1. Reading Morning
Every Monday morning my parents come into class from 8.50 – 9.10am to read and play reading games with their children. It gives me the opportunity to mill about and model how to segment and blend to read, amongst other reading skills. It has been very successful and always sets the day off to a great start!
We put out a selection of fiction and non-fiction books, guided reading texts and reading games such as Bingo and Treasure & Trash. We also put a reading game on the interactive whiteboard and class computer.
2. Maths Morning
We have recently started to alternate our reading mornings with maths mornings. We have seen amazing results with progression in reading and phonics, but numeracy doesn’t seem to have as high a profile.
We set out a selection of board games, number ordering activities, counting and number recognition activities, games on the computer and Numicon activities.
This is another amazing way to engage with parents. Tapestry has a function which allows parents to respond to observations as well as upload their own observations from home. I cannot recommend it highly enough.
4. Mystery Reader
My TA came back from a course with this fab idea, which we implemented immediately. Every week or couple of weeks a parent will sign up to be our mystery reader. They can choose to either read a story or talk about their jobs or their culture. So far we have had several stories in English, one in Urdu, a mum in to talk about Channukah, an Auntie in to play the violin and a dad in to talk about his work as a builder, complete with his tool box!
The exciting thing is that we keep it top secret, so that their child has no idea they are coming in. When I get word from the office that our mystery reader has arrived the children sit down and cover their eyes. They then count down from 10 and when they open their eyes the mystery reader is sitting in my chair.
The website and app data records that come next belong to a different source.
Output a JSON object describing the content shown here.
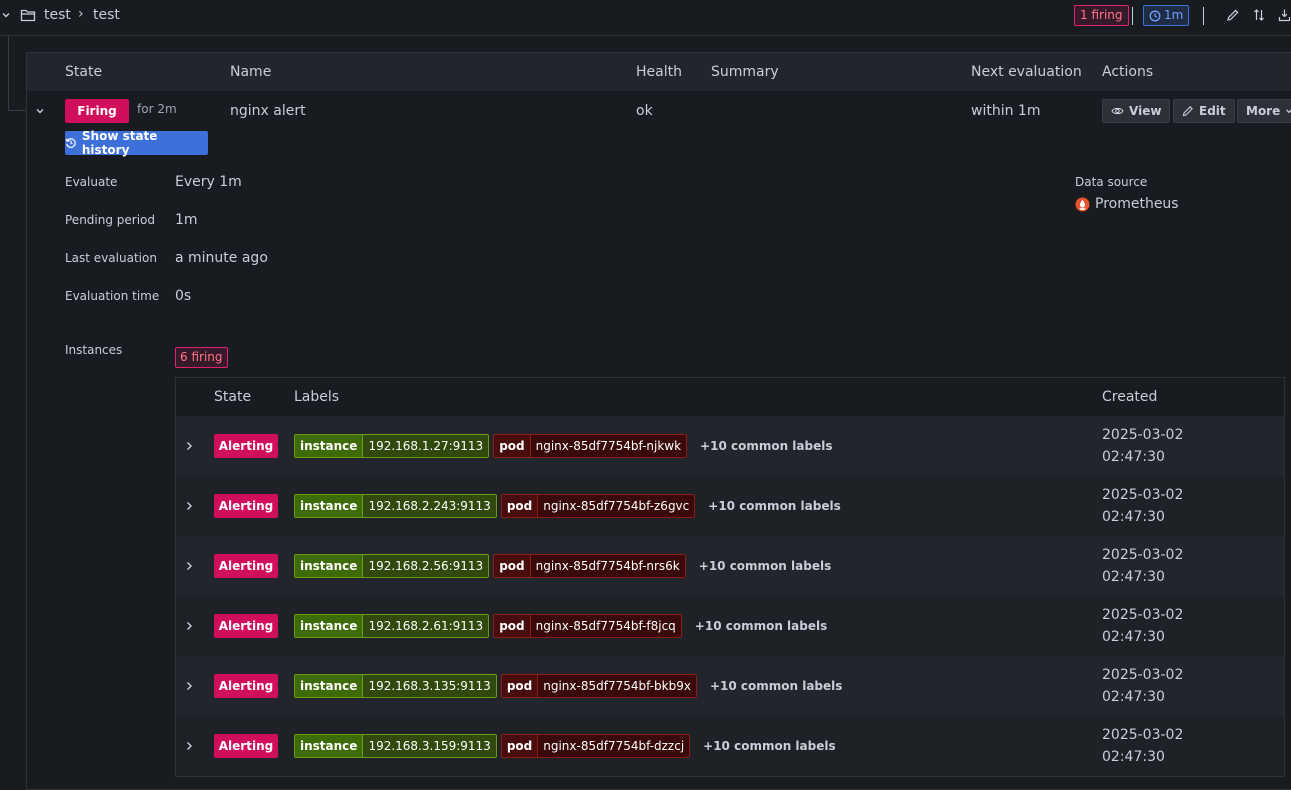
{
  "header": {
    "folder": "test",
    "separator": "›",
    "group": "test",
    "firing_badge": "1 firing",
    "interval_badge": "1m"
  },
  "table": {
    "columns": [
      "State",
      "Name",
      "Health",
      "Summary",
      "Next evaluation",
      "Actions"
    ]
  },
  "rule": {
    "state": "Firing",
    "duration": "for 2m",
    "name": "nginx alert",
    "health": "ok",
    "next_evaluation": "within 1m",
    "actions": {
      "view": "View",
      "edit": "Edit",
      "more": "More"
    },
    "show_history": "Show state history"
  },
  "details": {
    "evaluate_label": "Evaluate",
    "evaluate_value": "Every 1m",
    "pending_label": "Pending period",
    "pending_value": "1m",
    "last_eval_label": "Last evaluation",
    "last_eval_value": "a minute ago",
    "eval_time_label": "Evaluation time",
    "eval_time_value": "0s",
    "datasource_label": "Data source",
    "datasource_value": "Prometheus",
    "instances_label": "Instances",
    "instances_badge": "6 firing"
  },
  "instances": {
    "columns": [
      "State",
      "Labels",
      "Created"
    ],
    "rows": [
      {
        "state": "Alerting",
        "instance_key": "instance",
        "instance": "192.168.1.27:9113",
        "pod_key": "pod",
        "pod": "nginx-85df7754bf-njkwk",
        "common": "+10 common labels",
        "created_date": "2025-03-02",
        "created_time": "02:47:30"
      },
      {
        "state": "Alerting",
        "instance_key": "instance",
        "instance": "192.168.2.243:9113",
        "pod_key": "pod",
        "pod": "nginx-85df7754bf-z6gvc",
        "common": "+10 common labels",
        "created_date": "2025-03-02",
        "created_time": "02:47:30"
      },
      {
        "state": "Alerting",
        "instance_key": "instance",
        "instance": "192.168.2.56:9113",
        "pod_key": "pod",
        "pod": "nginx-85df7754bf-nrs6k",
        "common": "+10 common labels",
        "created_date": "2025-03-02",
        "created_time": "02:47:30"
      },
      {
        "state": "Alerting",
        "instance_key": "instance",
        "instance": "192.168.2.61:9113",
        "pod_key": "pod",
        "pod": "nginx-85df7754bf-f8jcq",
        "common": "+10 common labels",
        "created_date": "2025-03-02",
        "created_time": "02:47:30"
      },
      {
        "state": "Alerting",
        "instance_key": "instance",
        "instance": "192.168.3.135:9113",
        "pod_key": "pod",
        "pod": "nginx-85df7754bf-bkb9x",
        "common": "+10 common labels",
        "created_date": "2025-03-02",
        "created_time": "02:47:30"
      },
      {
        "state": "Alerting",
        "instance_key": "instance",
        "instance": "192.168.3.159:9113",
        "pod_key": "pod",
        "pod": "nginx-85df7754bf-dzzcj",
        "common": "+10 common labels",
        "created_date": "2025-03-02",
        "created_time": "02:47:30"
      }
    ]
  },
  "colors": {
    "background": "#181b1f",
    "firing": "#d10e5c",
    "primary": "#3d71d9",
    "label_green": "#3d6b08",
    "label_red": "#4a0d0d",
    "prometheus": "#e6522c"
  }
}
The look on their child’s face is priceless and something I always try to catch on camera. It has been such a success; the children love it and the parents are continually signing up.
5. Parent Volunteers
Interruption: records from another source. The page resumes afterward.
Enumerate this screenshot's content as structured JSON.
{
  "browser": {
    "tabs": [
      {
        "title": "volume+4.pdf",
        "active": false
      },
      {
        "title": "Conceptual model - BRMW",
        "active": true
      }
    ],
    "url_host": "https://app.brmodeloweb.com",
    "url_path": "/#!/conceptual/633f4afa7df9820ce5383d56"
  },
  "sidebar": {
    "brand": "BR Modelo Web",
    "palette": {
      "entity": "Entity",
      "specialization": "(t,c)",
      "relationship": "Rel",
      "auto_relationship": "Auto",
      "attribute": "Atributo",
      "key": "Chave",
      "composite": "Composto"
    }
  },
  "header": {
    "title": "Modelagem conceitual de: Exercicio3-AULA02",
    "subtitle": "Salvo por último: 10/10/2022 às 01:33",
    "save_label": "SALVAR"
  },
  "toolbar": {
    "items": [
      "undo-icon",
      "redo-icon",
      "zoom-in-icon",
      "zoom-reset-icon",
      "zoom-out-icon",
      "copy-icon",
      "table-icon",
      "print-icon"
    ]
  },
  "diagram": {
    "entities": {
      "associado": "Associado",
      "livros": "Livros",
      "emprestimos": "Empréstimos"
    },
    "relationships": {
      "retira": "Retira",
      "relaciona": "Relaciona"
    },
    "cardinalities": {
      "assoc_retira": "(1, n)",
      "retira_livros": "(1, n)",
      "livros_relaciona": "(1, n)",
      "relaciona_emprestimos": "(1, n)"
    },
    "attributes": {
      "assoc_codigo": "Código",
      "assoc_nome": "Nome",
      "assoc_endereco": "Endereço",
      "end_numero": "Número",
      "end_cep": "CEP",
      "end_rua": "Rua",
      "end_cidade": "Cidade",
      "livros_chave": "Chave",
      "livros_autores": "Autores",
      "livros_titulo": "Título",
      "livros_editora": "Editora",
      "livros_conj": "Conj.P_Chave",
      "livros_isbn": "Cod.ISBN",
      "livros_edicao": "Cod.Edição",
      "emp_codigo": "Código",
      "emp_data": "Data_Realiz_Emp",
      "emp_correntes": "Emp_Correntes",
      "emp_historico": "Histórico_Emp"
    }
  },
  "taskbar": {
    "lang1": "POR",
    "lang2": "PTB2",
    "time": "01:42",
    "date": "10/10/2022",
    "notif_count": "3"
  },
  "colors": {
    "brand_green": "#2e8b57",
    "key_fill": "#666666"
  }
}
If they are willing and you are comfortable having parents in your class, get them in and get them involved! They are such an amazing resource and quickly understand and learn about how their children learn through play.
Do you have any other fab ideas for getting parents involved in your EYFS setting? If so, please leave a comment. I’d love to hear from you 🙂
6 thoughts on “5 Ways to Engage Parents in the EYFS”
We went on a course, and we are going to do home learning bags. Zip lock bags with lots of different resources in each eg. Cornflour, a cloak, a puzzle, Pruitt stick and some shiny paper. Each activity has a sheet with learning information, and instructions if needed, to make cornflour for instance. Each time it has a feedback form for parents to comment. Busy resourcing at the moment.
Also have a parent facebook group, invitation only, very active.
Also planning to do tapestry! We’re busy!
That sounds fab, but a LOT of work! Watch you don’t burn yourself out x
We have snuggle and share sessions where the children (who are 3) share their learning journeys with their parents or grandparents in their favourite place in our setting,inside or out. We ask the parents to write a note to the children to celebrate their learning. These run over a week each term and parents pop in just before pick up or stay after drop off. They are so popular as they fit into the parents week. The children are so proud.
I love that it’s called ‘snuggle and share’ – so cute! 🙂
Hi there! Thank you for posting this! Some fabulous ideas! We have Learning Celebration Assemblies, where the children showcase their learning in front of all their parents. We performed our talk for write on The Three Little Pigs, sang phonics songs and number songs. We had a PPT showcasing examples of children in their play and their work. Afterwards, the children and parents do wake and shake together and then find a space and read through their learning journies together. We love doing it as a unit and the children get so excited, as do the parents!
Lovely ideas, thank you for sharing 🙂